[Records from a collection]
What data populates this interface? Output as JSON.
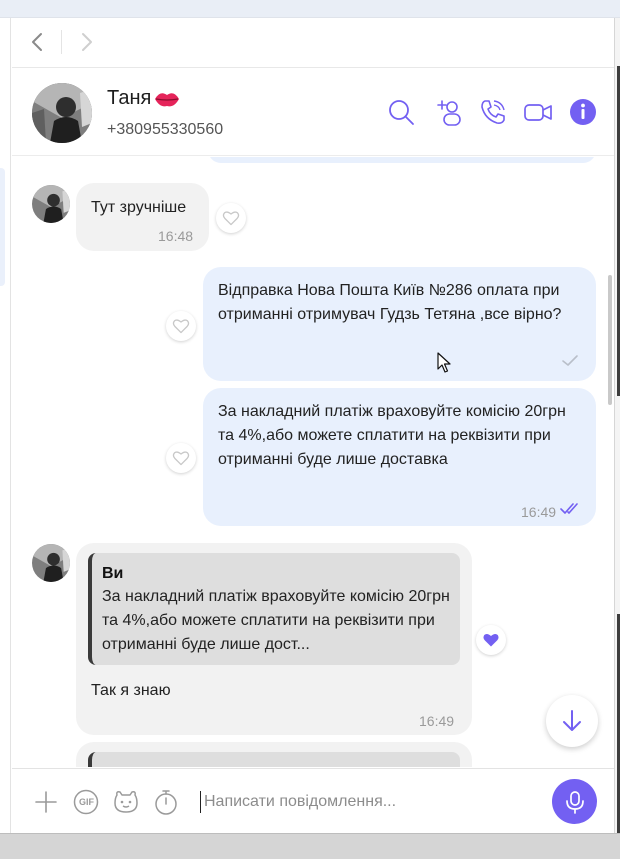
{
  "contact": {
    "name": "Таня",
    "phone": "+380955330560"
  },
  "colors": {
    "accent": "#7360f2",
    "incoming_bubble": "#f2f2f2",
    "outgoing_bubble": "#e8f0fd",
    "quote_bar": "#3a3a3a"
  },
  "header_icons": [
    "search-icon",
    "add-participant-icon",
    "call-icon",
    "video-call-icon",
    "info-icon"
  ],
  "messages": [
    {
      "direction": "in",
      "text": "Тут зручніше",
      "time": "16:48",
      "reaction": "heart-outline"
    },
    {
      "direction": "out",
      "text": "Відправка  Нова Пошта Київ №286 оплата при отриманні отримувач Гудзь Тетяна ,все вірно?",
      "time": "",
      "status": "sent-check",
      "reaction": "heart-outline"
    },
    {
      "direction": "out",
      "text": "За накладний платіж враховуйте комісію 20грн та 4%,або можете сплатити на реквізити при отриманні буде лише доставка",
      "time": "16:49",
      "status": "read-double-check",
      "reaction": "heart-outline"
    },
    {
      "direction": "in",
      "quote_author": "Ви",
      "quote_text": "За накладний платіж враховуйте комісію 20грн та 4%,або можете сплатити на реквізити при отриманні буде лише дост...",
      "text": "Так я знаю",
      "time": "16:49",
      "reaction": "heart-filled"
    }
  ],
  "composer": {
    "placeholder": "Написати повідомлення...",
    "gif_label": "GIF",
    "icons": [
      "plus-icon",
      "gif-icon",
      "sticker-icon",
      "timer-icon",
      "microphone-icon"
    ]
  }
}
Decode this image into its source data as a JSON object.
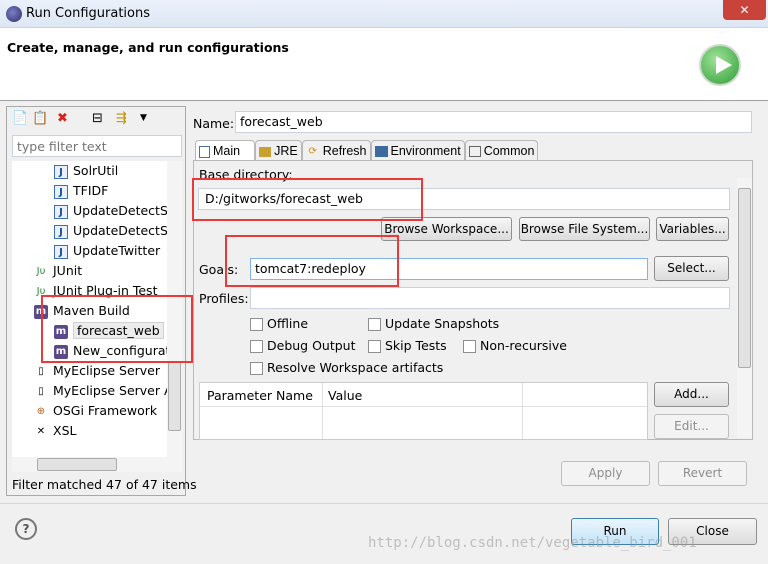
{
  "window": {
    "title": "Run Configurations",
    "close_label": "✕"
  },
  "header": {
    "subtitle": "Create, manage, and run configurations",
    "run_icon": "play-circle-icon"
  },
  "left": {
    "toolbar": [
      "new-config-icon",
      "duplicate-icon",
      "delete-icon",
      "collapse-all-icon",
      "filter-icon",
      "dropdown-icon"
    ],
    "filter_placeholder": "type filter text",
    "items": [
      {
        "label": "SolrUtil",
        "icon": "java-app-icon",
        "level": 2
      },
      {
        "label": "TFIDF",
        "icon": "java-app-icon",
        "level": 2
      },
      {
        "label": "UpdateDetectSe",
        "icon": "java-app-icon",
        "level": 2
      },
      {
        "label": "UpdateDetectSe",
        "icon": "java-app-icon",
        "level": 2
      },
      {
        "label": "UpdateTwitter",
        "icon": "java-app-icon",
        "level": 2
      },
      {
        "label": "JUnit",
        "icon": "junit-icon",
        "level": 1
      },
      {
        "label": "JUnit Plug-in Test",
        "icon": "junit-plugin-icon",
        "level": 1
      },
      {
        "label": "Maven Build",
        "icon": "maven-icon",
        "level": 1
      },
      {
        "label": "forecast_web",
        "icon": "maven-icon",
        "level": 2,
        "selected": true
      },
      {
        "label": "New_configurat",
        "icon": "maven-icon",
        "level": 2
      },
      {
        "label": "MyEclipse Server",
        "icon": "server-icon",
        "level": 1
      },
      {
        "label": "MyEclipse Server A",
        "icon": "server-app-icon",
        "level": 1
      },
      {
        "label": "OSGi Framework",
        "icon": "osgi-icon",
        "level": 1
      },
      {
        "label": "XSL",
        "icon": "xsl-icon",
        "level": 1
      }
    ],
    "status": "Filter matched 47 of 47 items"
  },
  "main": {
    "name_label": "Name:",
    "name_value": "forecast_web",
    "tabs": [
      {
        "label": "Main",
        "active": true
      },
      {
        "label": "JRE"
      },
      {
        "label": "Refresh"
      },
      {
        "label": "Environment"
      },
      {
        "label": "Common"
      }
    ],
    "base_dir_label": "Base directory:",
    "base_dir_value": "D:/gitworks/forecast_web",
    "browse_workspace": "Browse Workspace...",
    "browse_fs": "Browse File System...",
    "variables": "Variables...",
    "goals_label": "Goals:",
    "goals_value": "tomcat7:redeploy",
    "select": "Select...",
    "profiles_label": "Profiles:",
    "profiles_value": "",
    "checkboxes": [
      {
        "label": "Offline",
        "checked": false
      },
      {
        "label": "Update Snapshots",
        "checked": false
      },
      {
        "label": "Debug Output",
        "checked": false
      },
      {
        "label": "Skip Tests",
        "checked": false
      },
      {
        "label": "Non-recursive",
        "checked": false
      },
      {
        "label": "Resolve Workspace artifacts",
        "checked": false
      }
    ],
    "param_headers": [
      "Parameter Name",
      "Value"
    ],
    "add": "Add...",
    "edit": "Edit...",
    "apply": "Apply",
    "revert": "Revert"
  },
  "footer": {
    "help_icon": "help-icon",
    "run": "Run",
    "close": "Close",
    "watermark": "http://blog.csdn.net/vegetable_bird_001"
  },
  "colors": {
    "highlight_box": "#e83a3a",
    "run_icon": "#3cae3c"
  }
}
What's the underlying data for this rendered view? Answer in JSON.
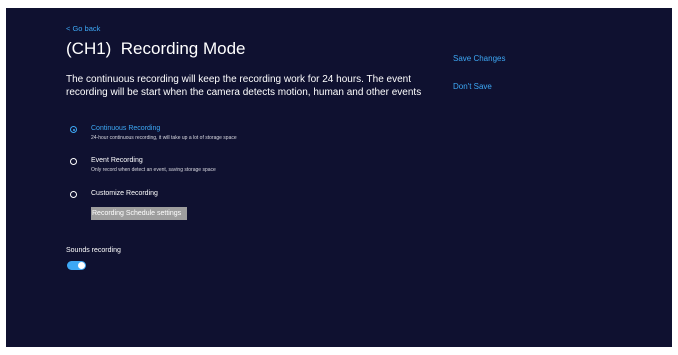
{
  "nav": {
    "back_label": "< Go back"
  },
  "page": {
    "title": "(CH1)  Recording Mode",
    "description": "The continuous recording will keep the recording work for 24 hours. The event recording will be start when the camera detects motion, human and other events"
  },
  "options": [
    {
      "label": "Continuous Recording",
      "sub": "24-hour continuous recording, it will take up a lot of storage space",
      "selected": true
    },
    {
      "label": "Event Recording",
      "sub": "Only record when detect an event, saving storage space",
      "selected": false
    },
    {
      "label": "Customize Recording",
      "sub": "",
      "selected": false
    }
  ],
  "schedule": {
    "label": "Recording Schedule settings"
  },
  "sounds": {
    "label": "Sounds recording",
    "enabled": true
  },
  "actions": {
    "save": "Save Changes",
    "dont_save": "Don't Save"
  },
  "colors": {
    "background": "#0f1130",
    "accent": "#3da8f5",
    "text": "#ffffff"
  }
}
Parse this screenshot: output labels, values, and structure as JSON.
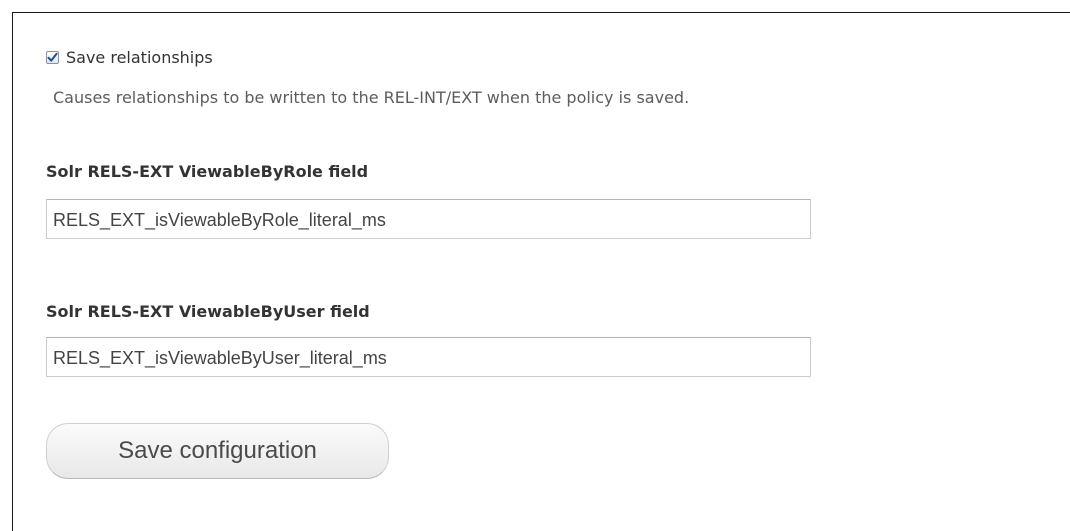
{
  "form": {
    "save_relationships": {
      "label": "Save relationships",
      "checked": true,
      "description": "Causes relationships to be written to the REL-INT/EXT when the policy is saved."
    },
    "viewable_by_role": {
      "label": "Solr RELS-EXT ViewableByRole field",
      "value": "RELS_EXT_isViewableByRole_literal_ms"
    },
    "viewable_by_user": {
      "label": "Solr RELS-EXT ViewableByUser field",
      "value": "RELS_EXT_isViewableByUser_literal_ms"
    },
    "save_button_label": "Save configuration"
  },
  "colors": {
    "checkmark": "#1c4f91",
    "frame_border": "#1a1a1a"
  },
  "icons": {
    "checkbox_check": "checkmark-icon"
  }
}
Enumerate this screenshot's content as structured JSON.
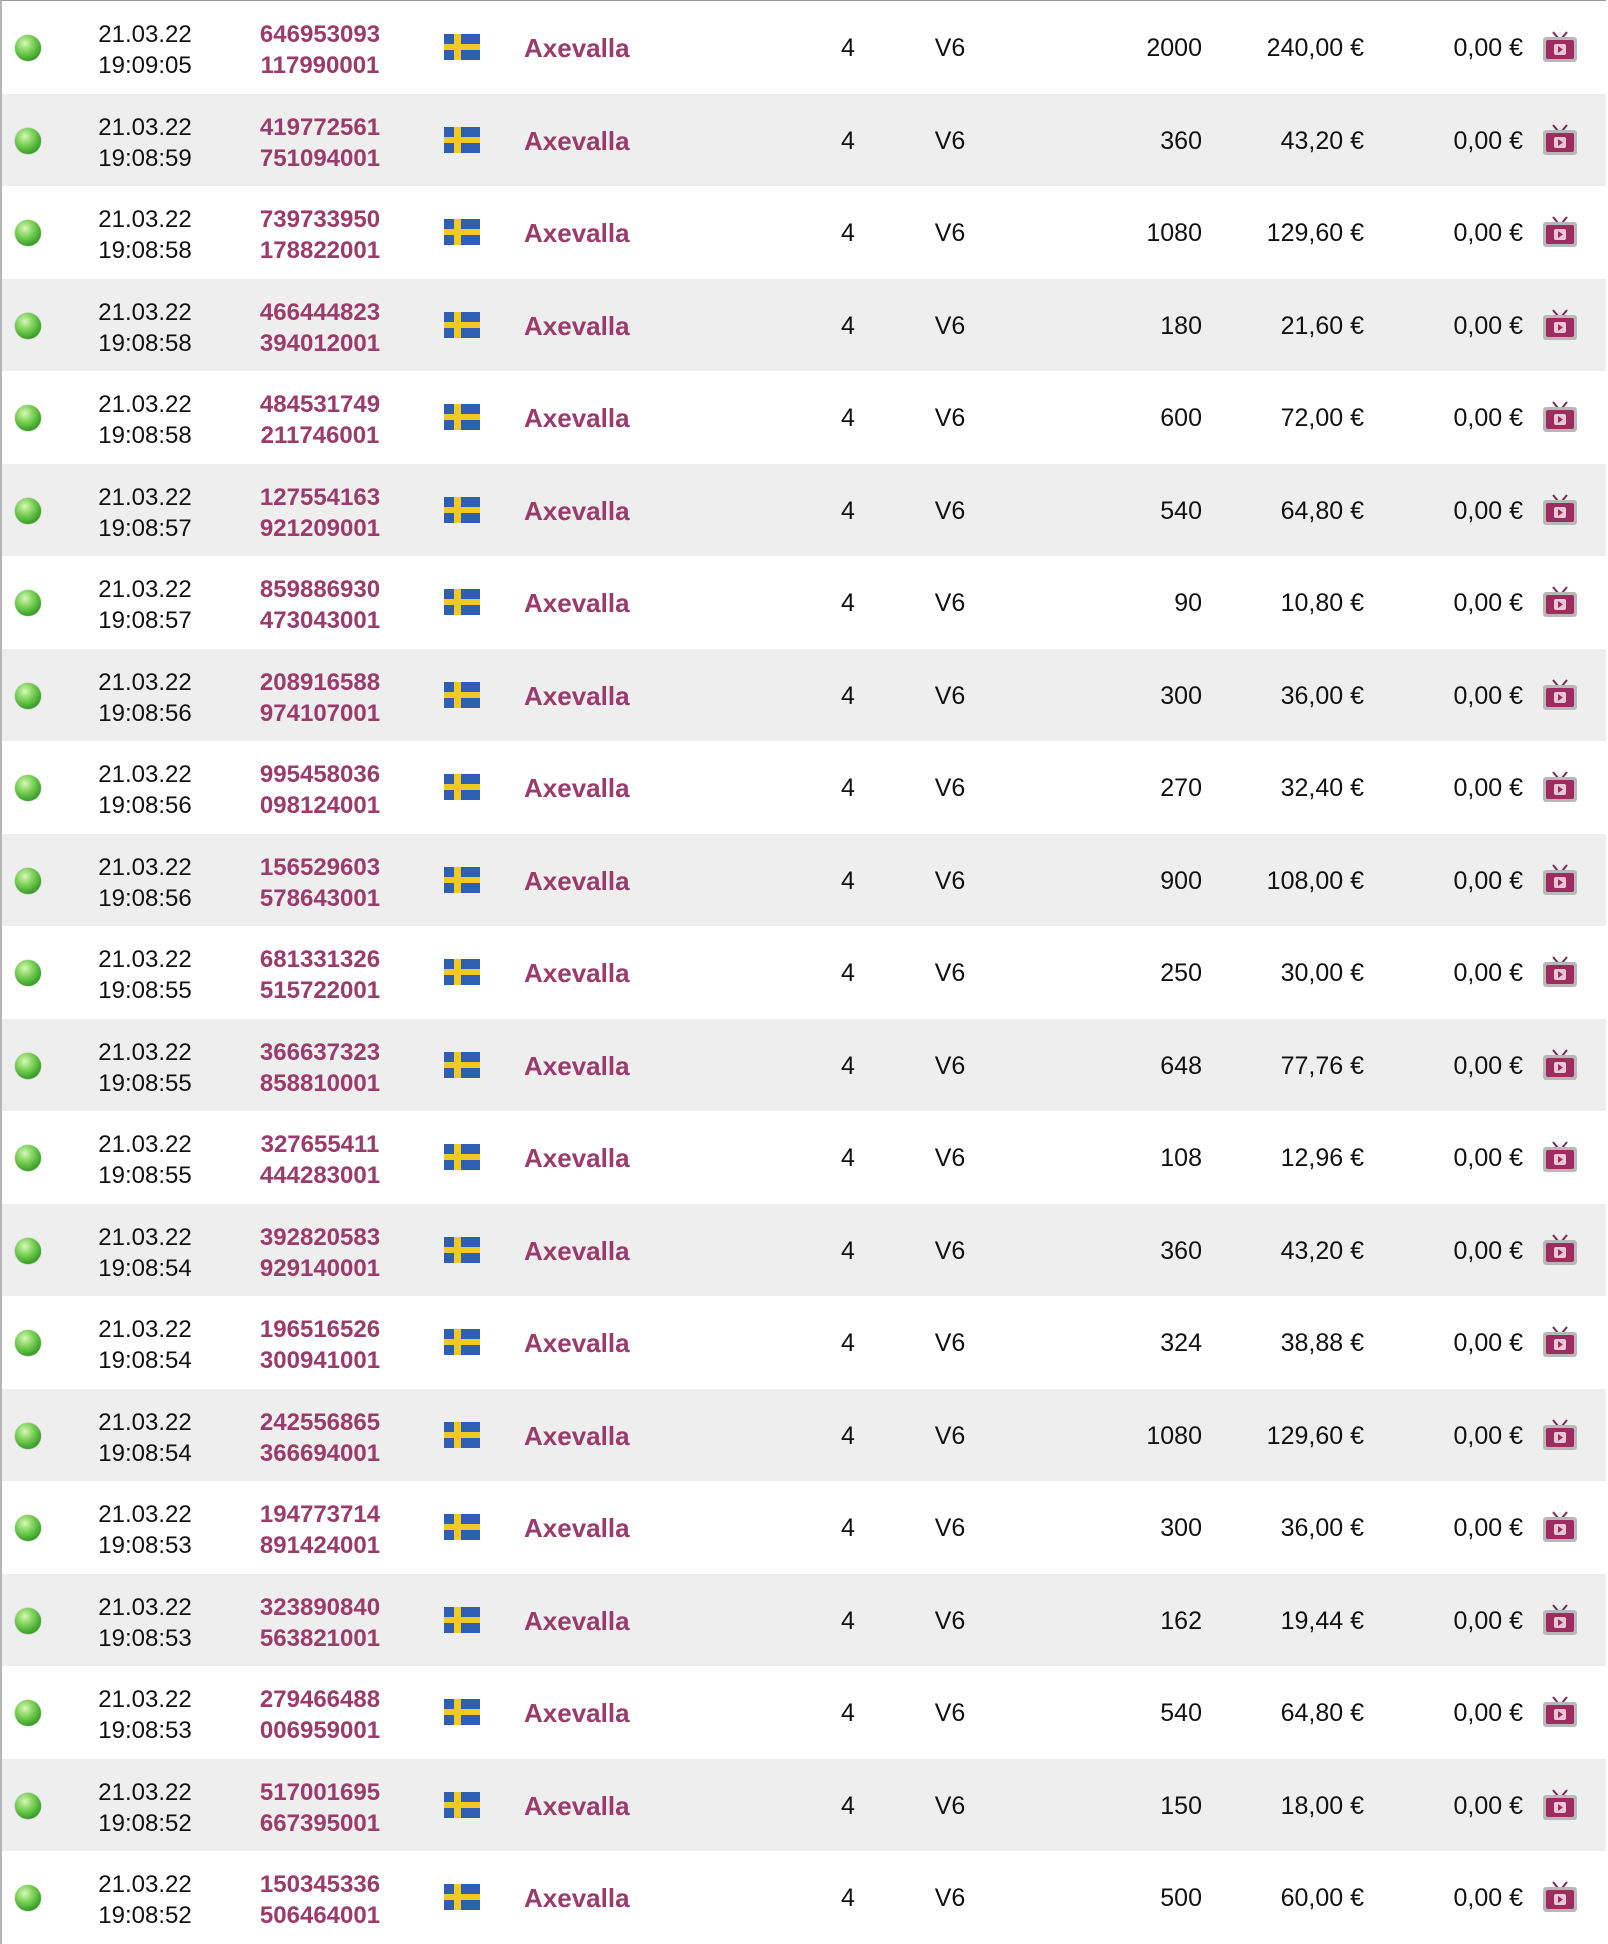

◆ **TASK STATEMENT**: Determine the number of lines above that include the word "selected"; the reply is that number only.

◆ **SOLVED PROBLEM**: 4